═══ Given entries
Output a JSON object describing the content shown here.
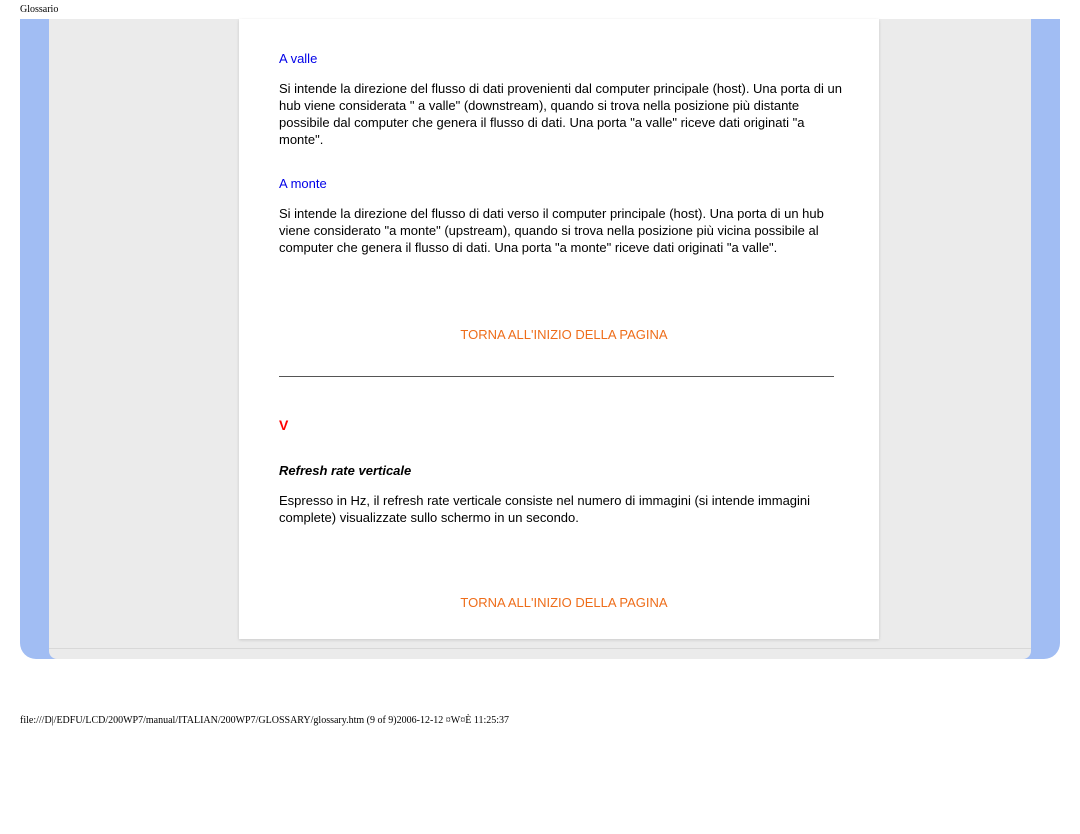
{
  "page_title": "Glossario",
  "terms": {
    "a_valle": {
      "title": "A valle",
      "body": "Si intende la direzione del flusso di dati provenienti dal computer principale (host). Una porta di un hub viene considerata \" a valle\" (downstream), quando si trova nella posizione più distante possibile dal computer che genera il flusso di dati. Una porta \"a valle\" riceve dati originati \"a monte\"."
    },
    "a_monte": {
      "title": "A monte",
      "body": "Si intende la direzione del flusso di dati verso il computer principale (host). Una porta di un hub viene considerato \"a monte\" (upstream), quando si trova nella posizione più vicina possibile al computer che genera il flusso di dati. Una porta \"a monte\" riceve dati originati \"a valle\"."
    }
  },
  "back_to_top": "TORNA ALL'INIZIO DELLA PAGINA",
  "section_v": {
    "letter": "V",
    "subhead": "Refresh rate verticale",
    "body": "Espresso in Hz, il refresh rate verticale consiste nel numero di immagini (si intende immagini complete) visualizzate sullo schermo in un secondo."
  },
  "footer": "file:///D|/EDFU/LCD/200WP7/manual/ITALIAN/200WP7/GLOSSARY/glossary.htm (9 of 9)2006-12-12 ¤W¤È 11:25:37"
}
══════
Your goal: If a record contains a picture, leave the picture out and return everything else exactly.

Response area:
Output a JSON object describing the content shown here.
{
  "page_title": "Glossario",
  "terms": {
    "a_valle": {
      "title": "A valle",
      "body": "Si intende la direzione del flusso di dati provenienti dal computer principale (host). Una porta di un hub viene considerata \" a valle\" (downstream), quando si trova nella posizione più distante possibile dal computer che genera il flusso di dati. Una porta \"a valle\" riceve dati originati \"a monte\"."
    },
    "a_monte": {
      "title": "A monte",
      "body": "Si intende la direzione del flusso di dati verso il computer principale (host). Una porta di un hub viene considerato \"a monte\" (upstream), quando si trova nella posizione più vicina possibile al computer che genera il flusso di dati. Una porta \"a monte\" riceve dati originati \"a valle\"."
    }
  },
  "back_to_top": "TORNA ALL'INIZIO DELLA PAGINA",
  "section_v": {
    "letter": "V",
    "subhead": "Refresh rate verticale",
    "body": "Espresso in Hz, il refresh rate verticale consiste nel numero di immagini (si intende immagini complete) visualizzate sullo schermo in un secondo."
  },
  "footer": "file:///D|/EDFU/LCD/200WP7/manual/ITALIAN/200WP7/GLOSSARY/glossary.htm (9 of 9)2006-12-12 ¤W¤È 11:25:37"
}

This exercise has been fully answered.